START GIVEN DATA

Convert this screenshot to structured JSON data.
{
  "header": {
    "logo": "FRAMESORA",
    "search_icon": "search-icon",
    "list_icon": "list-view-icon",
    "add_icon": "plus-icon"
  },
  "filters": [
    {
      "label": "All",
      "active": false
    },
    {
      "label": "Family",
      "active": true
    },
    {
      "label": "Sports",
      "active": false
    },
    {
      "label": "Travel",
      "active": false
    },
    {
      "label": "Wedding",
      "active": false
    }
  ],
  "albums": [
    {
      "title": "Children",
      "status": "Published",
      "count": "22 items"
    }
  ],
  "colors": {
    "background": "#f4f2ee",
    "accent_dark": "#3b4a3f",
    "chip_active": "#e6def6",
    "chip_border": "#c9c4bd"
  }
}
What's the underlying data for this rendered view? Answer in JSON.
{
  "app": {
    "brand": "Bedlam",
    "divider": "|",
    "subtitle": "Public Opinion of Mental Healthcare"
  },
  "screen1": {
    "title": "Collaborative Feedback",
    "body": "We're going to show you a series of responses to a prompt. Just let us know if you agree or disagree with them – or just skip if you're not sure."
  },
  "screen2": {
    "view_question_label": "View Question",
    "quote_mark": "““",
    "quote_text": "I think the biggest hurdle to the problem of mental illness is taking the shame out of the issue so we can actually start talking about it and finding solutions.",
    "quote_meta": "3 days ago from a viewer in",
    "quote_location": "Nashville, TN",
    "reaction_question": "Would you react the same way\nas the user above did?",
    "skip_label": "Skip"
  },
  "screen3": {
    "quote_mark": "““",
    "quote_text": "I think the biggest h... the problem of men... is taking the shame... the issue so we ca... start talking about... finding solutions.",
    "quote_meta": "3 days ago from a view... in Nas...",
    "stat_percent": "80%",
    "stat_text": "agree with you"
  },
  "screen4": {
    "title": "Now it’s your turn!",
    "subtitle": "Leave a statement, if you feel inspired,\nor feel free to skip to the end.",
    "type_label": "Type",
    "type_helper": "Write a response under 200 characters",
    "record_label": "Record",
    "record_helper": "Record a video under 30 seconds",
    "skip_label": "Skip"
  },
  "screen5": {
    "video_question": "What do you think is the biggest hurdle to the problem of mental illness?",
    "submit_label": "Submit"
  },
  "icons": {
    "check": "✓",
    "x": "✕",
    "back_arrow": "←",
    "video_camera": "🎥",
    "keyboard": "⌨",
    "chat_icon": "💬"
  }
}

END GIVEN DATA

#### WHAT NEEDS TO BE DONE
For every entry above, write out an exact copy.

#### TASK ANSWER
Convert this screenshot to structured JSON data.
{
  "header": {
    "logo": "FRAMESORA",
    "search_icon": "search-icon",
    "list_icon": "list-view-icon",
    "add_icon": "plus-icon"
  },
  "filters": [
    {
      "label": "All",
      "active": false
    },
    {
      "label": "Family",
      "active": true
    },
    {
      "label": "Sports",
      "active": false
    },
    {
      "label": "Travel",
      "active": false
    },
    {
      "label": "Wedding",
      "active": false
    }
  ],
  "albums": [
    {
      "title": "Children",
      "status": "Published",
      "count": "22 items"
    }
  ],
  "colors": {
    "background": "#f4f2ee",
    "accent_dark": "#3b4a3f",
    "chip_active": "#e6def6",
    "chip_border": "#c9c4bd"
  }
}
What's the underlying data for this rendered view? Answer in JSON.
{
  "app": {
    "brand": "Bedlam",
    "divider": "|",
    "subtitle": "Public Opinion of Mental Healthcare"
  },
  "screen1": {
    "title": "Collaborative Feedback",
    "body": "We're going to show you a series of responses to a prompt. Just let us know if you agree or disagree with them – or just skip if you're not sure."
  },
  "screen2": {
    "view_question_label": "View Question",
    "quote_mark": "““",
    "quote_text": "I think the biggest hurdle to the problem of mental illness is taking the shame out of the issue so we can actually start talking about it and finding solutions.",
    "quote_meta": "3 days ago from a viewer in",
    "quote_location": "Nashville, TN",
    "reaction_question": "Would you react the same way\nas the user above did?",
    "skip_label": "Skip"
  },
  "screen3": {
    "quote_mark": "““",
    "quote_text": "I think the biggest h... the problem of men... is taking the shame... the issue so we ca... start talking about... finding solutions.",
    "quote_meta": "3 days ago from a view... in Nas...",
    "stat_percent": "80%",
    "stat_text": "agree with you"
  },
  "screen4": {
    "title": "Now it’s your turn!",
    "subtitle": "Leave a statement, if you feel inspired,\nor feel free to skip to the end.",
    "type_label": "Type",
    "type_helper": "Write a response under 200 characters",
    "record_label": "Record",
    "record_helper": "Record a video under 30 seconds",
    "skip_label": "Skip"
  },
  "screen5": {
    "video_question": "What do you think is the biggest hurdle to the problem of mental illness?",
    "submit_label": "Submit"
  },
  "icons": {
    "check": "✓",
    "x": "✕",
    "back_arrow": "←",
    "video_camera": "🎥",
    "keyboard": "⌨",
    "chat_icon": "💬"
  }
}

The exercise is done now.